I have always believed there is a rhythm and music to life: crescendos and decrescendos, overtures and operas, tempo and melody. It is how a person tells a joke, enters and room, and even marches through life. There is a recognizable beat to us all, whether one is a whimsical little minuet or a grand romantic concerto.
The dynamics of songs are evident in the sheet music. When I started this blog, I wanted the same obvious and immediate understanding. The blog would be fun and airy. Whimsical and light. Nobody would ever confuse its tone with Tolstoy or Dostoevsky.
And yet there are moments. Moments where I don't feel light or airy. Times where I need to go somewhere else and write something different. Today is such a day.

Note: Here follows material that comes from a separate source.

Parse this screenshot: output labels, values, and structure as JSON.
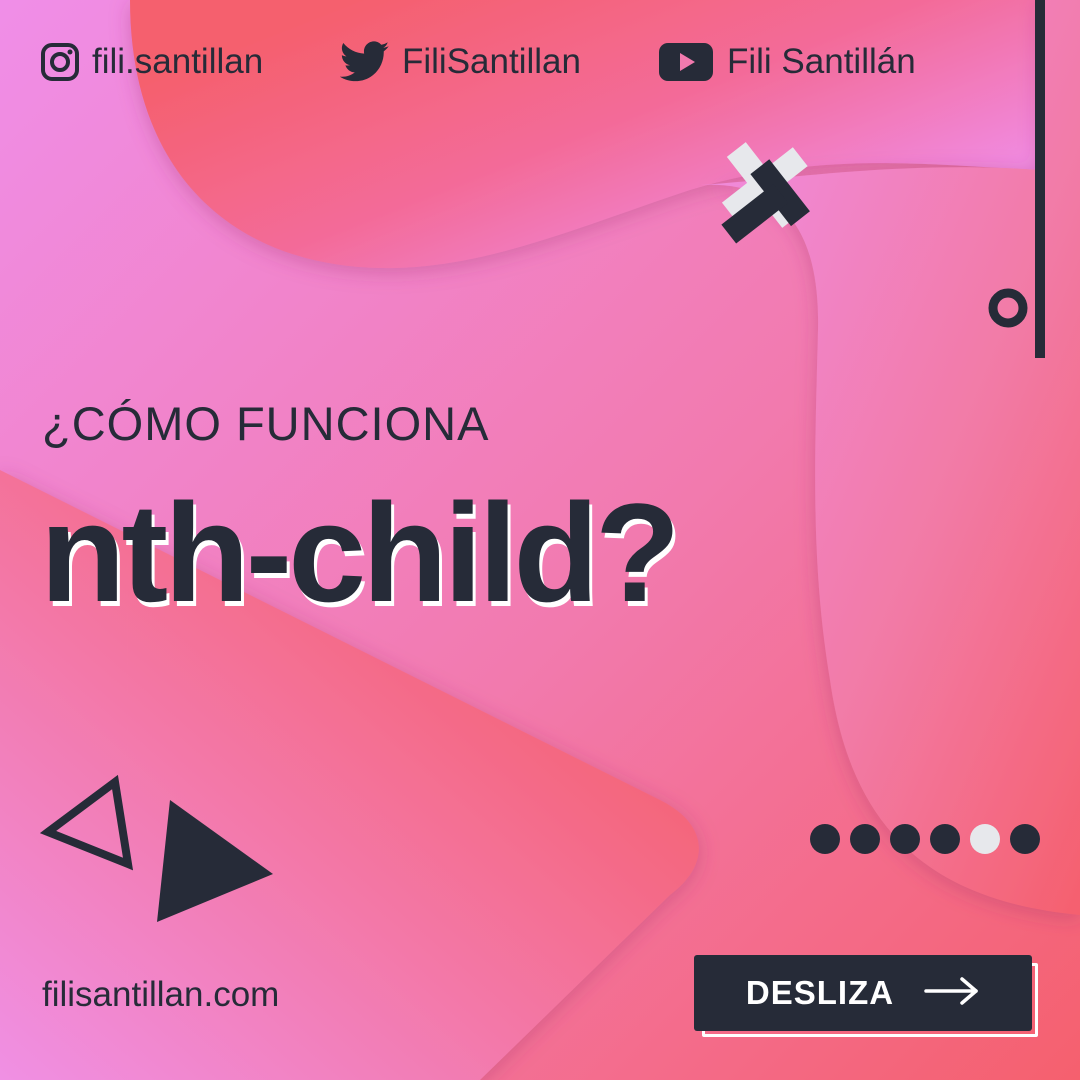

It began yesterday afternoon. It was the usual response once word gets out. A southside Chicago fireman had been killed. Our phones were suddenly riddled with texts and phone calls. Folks doing a headcount. Making sure. Details began emerging.
Captain Herbert Johnson was a neighborhood guy, a Beverly man. He came from a family of cops and firemen. He had a wife and three children. And he was looking forward to his son's upcoming football game with so much excitement that it was all he could talk about that day. Over and over, people describe him the same way:
A great guy.
What a smile.
What a laugh!
One of the good ones.
He died battling a fire that destroyed the home where 8 children lived. In watching the aftermath of Sandy this week, I was overcome by the image of dozens of other firemen wading through a flooded and burning Queens neighborhood to help as best they could. In the middle of a hurricane. With their engines, trucks and hoses unable to reach the fiery structures, they kept going.
I could almost hear the blaring symphony as the winds raged and the downpour furiously pelted those rare individuals who stood in the middle of it all.
Captain Herbert Johnson was like that. The 32-year veteran headed to New York after 9/11 to help. He attended the funerals of his New York brethren. He made friends wherever he went, and in a neighborhood full of characters, he managed to stand out.
Friends and family are asking for everyone to check their smoke alarms "in Herbie's honor" this month. It is a way of making sure the man's song plays on, his legacy unforgotten. So I share that message with you. It is the least I can do, and also ask that you offer up a prayer for the family of Captain Herbert Johnson.